Munich is the capital of the Free State of Bavaria and after Berlin and Hamburg the third largest city in Germany. Located in the foothills of the Alps, it offers many opportunities for recreation and sporting activities in a breathtaking scenery. Munich is a very wealthy city and a popular location for media and IT companies.
The special flair and Bavarian way of life have always attracted great minds such as the composers Gustav Mahler, Richard Strauss and Richard Wagner, the writers Thomas Mann, Rainer Maria Rilke, Frank Wedekind, Lion Feuchtwanger and Bertolt Brecht, and the group of artists called ›Der Blaue Reiter‹ who made Munich a center of modern art at the beginning of the 20th century.
Today Bavaria is a rather conservative Catholic country, but it has not always been like that. Under the reign of King Max I Joseph, Bavaria was one of the most liberal of the German states. In 1813 he reformed the Bavarian Criminal Law and legalized homosexual acts between consenting adults. This phase of liberalism, however, ended in 1871 with the founding of the German Empire, which led to the introduction of §175.
Nevertheless, Munich has a long ancestral gallery of famous gay celebrities: for example the poet August Graf von Platen, the writers Thomas and Klaus Mann, the circle around the poet Stefan George, the physician and sex researcher Magnus Hirschfeld, the actor Walter Sedlmayer and the filmmaker Rainer Werner Fassbinder. And of course let's not forget the favourite monarch of all Bavaria, Ludwig II, whose homosexuality was an open secret even during his lifetime.
These days gay life in Munich focuses around the Glockenbachviertel. In the 1970s home of the red-light district, it became popular in the 1980s with students, artists and gays. Located in the Reichenbachstraße is also the famous Deutsche Eiche (German Oak), established during the 1950/60s as a trendy hotspot, that became an infamous legend in the 70s because of Fassbinder and his entourage.

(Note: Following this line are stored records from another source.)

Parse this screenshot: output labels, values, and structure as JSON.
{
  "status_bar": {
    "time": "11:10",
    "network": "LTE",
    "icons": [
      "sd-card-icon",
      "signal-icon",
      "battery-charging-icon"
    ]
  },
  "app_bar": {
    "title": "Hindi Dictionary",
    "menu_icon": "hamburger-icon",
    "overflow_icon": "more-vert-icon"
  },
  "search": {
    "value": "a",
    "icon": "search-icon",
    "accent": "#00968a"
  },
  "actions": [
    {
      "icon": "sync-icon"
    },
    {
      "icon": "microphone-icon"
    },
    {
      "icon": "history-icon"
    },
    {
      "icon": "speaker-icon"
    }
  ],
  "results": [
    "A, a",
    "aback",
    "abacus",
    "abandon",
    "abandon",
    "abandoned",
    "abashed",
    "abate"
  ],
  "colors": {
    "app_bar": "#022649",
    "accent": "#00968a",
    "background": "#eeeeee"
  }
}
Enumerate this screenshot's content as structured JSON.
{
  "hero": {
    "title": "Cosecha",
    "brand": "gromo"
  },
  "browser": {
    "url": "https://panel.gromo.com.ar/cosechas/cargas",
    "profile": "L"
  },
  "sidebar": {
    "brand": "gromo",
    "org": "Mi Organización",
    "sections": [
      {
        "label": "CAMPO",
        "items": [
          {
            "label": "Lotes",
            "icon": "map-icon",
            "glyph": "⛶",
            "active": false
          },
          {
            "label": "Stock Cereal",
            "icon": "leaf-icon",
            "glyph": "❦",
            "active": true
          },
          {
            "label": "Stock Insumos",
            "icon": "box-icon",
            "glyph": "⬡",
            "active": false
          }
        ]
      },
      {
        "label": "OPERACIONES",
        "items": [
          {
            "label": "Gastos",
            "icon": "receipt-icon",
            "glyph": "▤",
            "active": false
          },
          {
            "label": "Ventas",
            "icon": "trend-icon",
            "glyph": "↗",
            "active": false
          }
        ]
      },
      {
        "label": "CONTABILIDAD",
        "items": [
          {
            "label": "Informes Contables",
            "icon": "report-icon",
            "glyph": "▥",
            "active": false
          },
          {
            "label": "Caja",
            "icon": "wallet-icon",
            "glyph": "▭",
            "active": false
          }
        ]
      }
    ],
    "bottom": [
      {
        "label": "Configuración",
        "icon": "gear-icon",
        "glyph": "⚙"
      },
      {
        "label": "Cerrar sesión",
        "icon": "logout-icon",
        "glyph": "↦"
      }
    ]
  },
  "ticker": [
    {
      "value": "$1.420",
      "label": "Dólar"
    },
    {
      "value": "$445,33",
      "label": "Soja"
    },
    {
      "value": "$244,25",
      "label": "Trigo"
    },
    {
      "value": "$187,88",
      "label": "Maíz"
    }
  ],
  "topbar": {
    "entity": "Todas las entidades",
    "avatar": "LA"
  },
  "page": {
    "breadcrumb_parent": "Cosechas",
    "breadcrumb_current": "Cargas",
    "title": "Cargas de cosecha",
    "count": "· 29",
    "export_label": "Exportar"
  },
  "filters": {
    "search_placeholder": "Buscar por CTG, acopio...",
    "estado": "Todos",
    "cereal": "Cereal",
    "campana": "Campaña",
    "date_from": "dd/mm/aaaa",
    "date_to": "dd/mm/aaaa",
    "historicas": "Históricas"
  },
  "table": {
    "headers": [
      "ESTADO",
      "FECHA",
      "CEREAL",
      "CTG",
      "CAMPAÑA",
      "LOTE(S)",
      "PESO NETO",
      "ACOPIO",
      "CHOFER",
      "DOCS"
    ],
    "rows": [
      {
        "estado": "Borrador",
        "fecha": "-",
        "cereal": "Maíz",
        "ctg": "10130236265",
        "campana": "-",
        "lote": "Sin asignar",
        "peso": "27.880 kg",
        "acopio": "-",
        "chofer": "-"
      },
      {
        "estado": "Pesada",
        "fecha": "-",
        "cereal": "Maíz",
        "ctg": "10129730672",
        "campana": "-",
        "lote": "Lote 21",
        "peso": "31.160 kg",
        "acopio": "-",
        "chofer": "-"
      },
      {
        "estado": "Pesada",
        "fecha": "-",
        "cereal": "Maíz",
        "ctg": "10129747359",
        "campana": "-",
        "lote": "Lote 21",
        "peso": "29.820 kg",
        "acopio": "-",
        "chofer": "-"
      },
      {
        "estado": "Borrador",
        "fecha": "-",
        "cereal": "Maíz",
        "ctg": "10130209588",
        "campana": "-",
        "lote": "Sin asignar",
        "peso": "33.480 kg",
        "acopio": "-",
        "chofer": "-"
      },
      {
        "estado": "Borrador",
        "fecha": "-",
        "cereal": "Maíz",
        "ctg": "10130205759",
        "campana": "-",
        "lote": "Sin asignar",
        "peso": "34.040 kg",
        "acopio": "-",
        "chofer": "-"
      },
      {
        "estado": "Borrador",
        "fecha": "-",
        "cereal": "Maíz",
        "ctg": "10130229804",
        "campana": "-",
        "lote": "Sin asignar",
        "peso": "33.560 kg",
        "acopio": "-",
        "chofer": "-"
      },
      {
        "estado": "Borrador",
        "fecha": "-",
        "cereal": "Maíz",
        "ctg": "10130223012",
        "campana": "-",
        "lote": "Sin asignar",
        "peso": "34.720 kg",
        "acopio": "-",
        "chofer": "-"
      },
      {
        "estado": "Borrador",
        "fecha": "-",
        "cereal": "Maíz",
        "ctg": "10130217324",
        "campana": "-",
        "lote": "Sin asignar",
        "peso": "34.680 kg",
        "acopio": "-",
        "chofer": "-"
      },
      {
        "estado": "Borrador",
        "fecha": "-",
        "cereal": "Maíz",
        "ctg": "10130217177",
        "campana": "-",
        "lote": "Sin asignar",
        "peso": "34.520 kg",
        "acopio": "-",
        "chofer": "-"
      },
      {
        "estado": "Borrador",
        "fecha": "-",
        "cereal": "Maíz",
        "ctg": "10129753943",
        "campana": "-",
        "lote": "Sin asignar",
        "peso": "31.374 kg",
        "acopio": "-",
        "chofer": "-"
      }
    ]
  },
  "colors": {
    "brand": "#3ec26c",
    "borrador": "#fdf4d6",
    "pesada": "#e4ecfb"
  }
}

At Sendlinger-Tor-Platz there is the AIDS Memorial designed by Wolfgang Tillmans, one of the very few monuments of this kind in Germany.
Those who want to relax after sightseeing should try the English Garden,
which is even bigger than Central Park in New York.
Besides, its southern part on the Eisbach is a firmly established cruising area since the 19th century.
Or try out one of the many beer gardens that Munich is so famous for and have a liter of beer served in the legendary steins.
Annual gay highlights in Munich are the leather and fetish meeting at the Stark-Bier-Fest in March, several street fairs from June till August, the Munich Gay Pride weekend (CSD) in July, and the gay Sunday at the world-famous Oktoberfest in September.